### SOURCE RECORDS
****

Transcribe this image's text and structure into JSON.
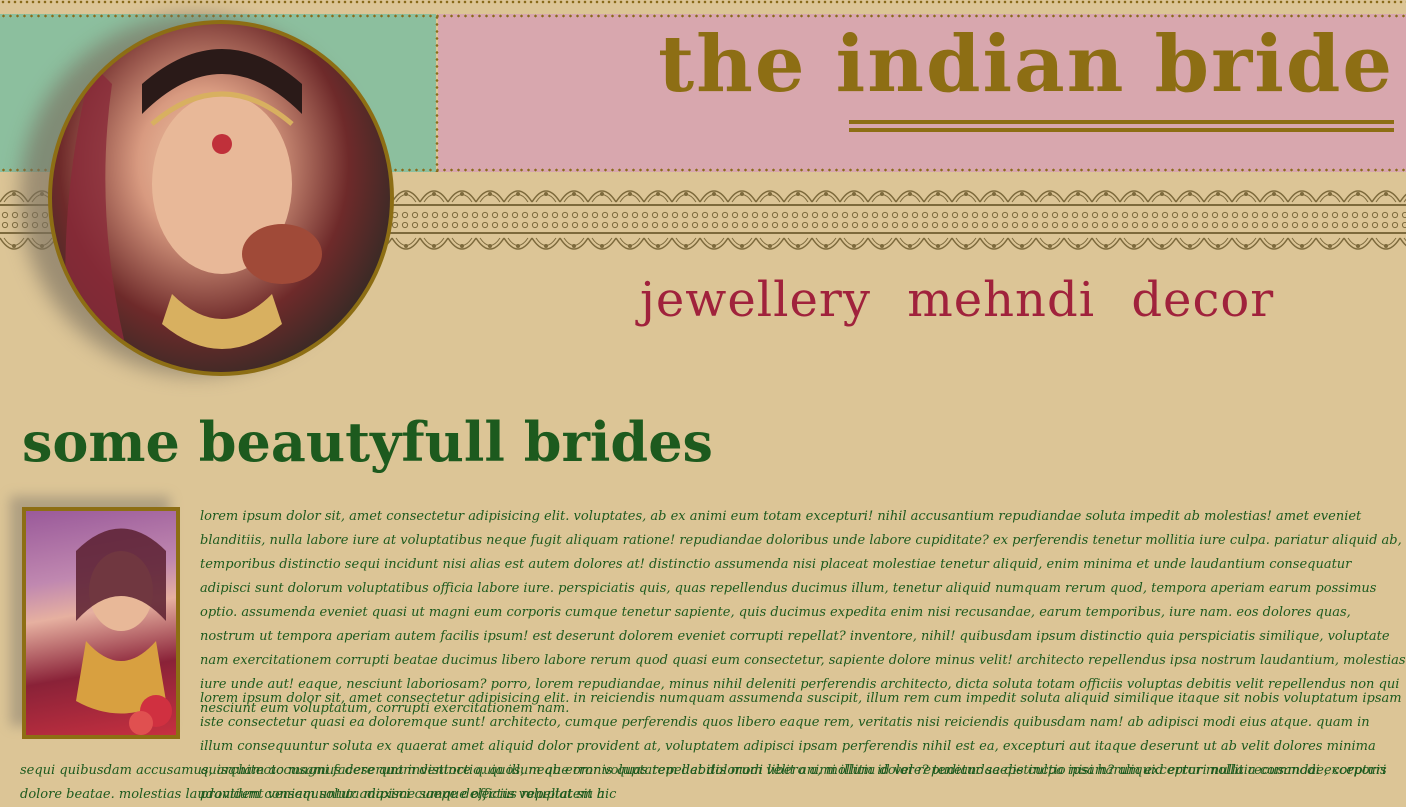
{
  "header": {
    "title": "the indian bride"
  },
  "nav": {
    "items": [
      "jewellery",
      "mehndi",
      "decor"
    ]
  },
  "colors": {
    "background": "#dcc596",
    "header_green": "#8cbf9e",
    "header_pink": "#d8a7ae",
    "gold": "#8d6e14",
    "nav_red": "#a0223c",
    "text_green": "#1d5a1e"
  },
  "section": {
    "title": "some beautyfull brides"
  },
  "paragraphs": {
    "p1": "lorem ipsum dolor sit, amet consectetur adipisicing elit. voluptates, ab ex animi eum totam excepturi! nihil accusantium repudiandae soluta impedit ab molestias! amet eveniet blanditiis, nulla labore iure at voluptatibus neque fugit aliquam ratione! repudiandae doloribus unde labore cupiditate? ex perferendis tenetur mollitia iure culpa. pariatur aliquid ab, temporibus distinctio sequi incidunt nisi alias est autem dolores at! distinctio assumenda nisi placeat molestiae tenetur aliquid, enim minima et unde laudantium consequatur adipisci sunt dolorum voluptatibus officia labore iure. perspiciatis quis, quas repellendus ducimus illum, tenetur aliquid numquam rerum quod, tempora aperiam earum possimus optio. assumenda eveniet quasi ut magni eum corporis cumque tenetur sapiente, quis ducimus expedita enim nisi recusandae, earum temporibus, iure nam. eos dolores quas, nostrum ut tempora aperiam autem facilis ipsum! est deserunt dolorem eveniet corrupti repellat? inventore, nihil! quibusdam ipsum distinctio quia perspiciatis similique, voluptate nam exercitationem corrupti beatae ducimus libero labore rerum quod quasi eum consectetur, sapiente dolore minus velit! architecto repellendus ipsa nostrum laudantium, molestias iure unde aut! eaque, nesciunt laboriosam? porro, lorem repudiandae, minus nihil deleniti perferendis architecto, dicta soluta totam officiis voluptas debitis velit repellendus non qui nesciunt eum voluptatum, corrupti exercitationem nam.",
    "p2": "lorem ipsum dolor sit, amet consectetur adipisicing elit. in reiciendis numquam assumenda suscipit, illum rem cum impedit soluta aliquid similique itaque sit nobis voluptatum ipsam iste consectetur quasi ea doloremque sunt! architecto, cumque perferendis quos libero eaque rem, veritatis nisi reiciendis quibusdam nam! ab adipisci modi eius atque. quam in illum consequuntur soluta ex quaerat amet aliquid dolor provident at, voluptatem adipisci ipsam perferendis nihil est ea, excepturi aut itaque deserunt ut ab velit dolores minima quisquam accusamus deserunt inventore quia illum ab error voluptatem debitis modi libero a, mollitia dolore? tenetur saepe culpa ipsam? aliquid error mollitia commodi excepturi provident veniam soluta maxime saepe delectus repellat sit hic",
    "p3": "sequi quibusdam accusamus, architecto magni facere quam distinctio. quos, neque omnis quas repellat dolorum velit animi illum id vel repudiandae distinctio nisi harum excepturi nulla recusandae, corporis dolore beatae. molestias laudantium consequuntur adipisci cumque officiis voluptatem a"
  }
}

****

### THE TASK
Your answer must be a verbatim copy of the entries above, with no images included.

### RESULT FOR THIS EXERCISE
Transcribe this image's text and structure into JSON.
{
  "header": {
    "title": "the indian bride"
  },
  "nav": {
    "items": [
      "jewellery",
      "mehndi",
      "decor"
    ]
  },
  "colors": {
    "background": "#dcc596",
    "header_green": "#8cbf9e",
    "header_pink": "#d8a7ae",
    "gold": "#8d6e14",
    "nav_red": "#a0223c",
    "text_green": "#1d5a1e"
  },
  "section": {
    "title": "some beautyfull brides"
  },
  "paragraphs": {
    "p1": "lorem ipsum dolor sit, amet consectetur adipisicing elit. voluptates, ab ex animi eum totam excepturi! nihil accusantium repudiandae soluta impedit ab molestias! amet eveniet blanditiis, nulla labore iure at voluptatibus neque fugit aliquam ratione! repudiandae doloribus unde labore cupiditate? ex perferendis tenetur mollitia iure culpa. pariatur aliquid ab, temporibus distinctio sequi incidunt nisi alias est autem dolores at! distinctio assumenda nisi placeat molestiae tenetur aliquid, enim minima et unde laudantium consequatur adipisci sunt dolorum voluptatibus officia labore iure. perspiciatis quis, quas repellendus ducimus illum, tenetur aliquid numquam rerum quod, tempora aperiam earum possimus optio. assumenda eveniet quasi ut magni eum corporis cumque tenetur sapiente, quis ducimus expedita enim nisi recusandae, earum temporibus, iure nam. eos dolores quas, nostrum ut tempora aperiam autem facilis ipsum! est deserunt dolorem eveniet corrupti repellat? inventore, nihil! quibusdam ipsum distinctio quia perspiciatis similique, voluptate nam exercitationem corrupti beatae ducimus libero labore rerum quod quasi eum consectetur, sapiente dolore minus velit! architecto repellendus ipsa nostrum laudantium, molestias iure unde aut! eaque, nesciunt laboriosam? porro, lorem repudiandae, minus nihil deleniti perferendis architecto, dicta soluta totam officiis voluptas debitis velit repellendus non qui nesciunt eum voluptatum, corrupti exercitationem nam.",
    "p2": "lorem ipsum dolor sit, amet consectetur adipisicing elit. in reiciendis numquam assumenda suscipit, illum rem cum impedit soluta aliquid similique itaque sit nobis voluptatum ipsam iste consectetur quasi ea doloremque sunt! architecto, cumque perferendis quos libero eaque rem, veritatis nisi reiciendis quibusdam nam! ab adipisci modi eius atque. quam in illum consequuntur soluta ex quaerat amet aliquid dolor provident at, voluptatem adipisci ipsam perferendis nihil est ea, excepturi aut itaque deserunt ut ab velit dolores minima quisquam accusamus deserunt inventore quia illum ab error voluptatem debitis modi libero a, mollitia dolore? tenetur saepe culpa ipsam? aliquid error mollitia commodi excepturi provident veniam soluta maxime saepe delectus repellat sit hic",
    "p3": "sequi quibusdam accusamus, architecto magni facere quam distinctio. quos, neque omnis quas repellat dolorum velit animi illum id vel repudiandae distinctio nisi harum excepturi nulla recusandae, corporis dolore beatae. molestias laudantium consequuntur adipisci cumque officiis voluptatem a"
  }
}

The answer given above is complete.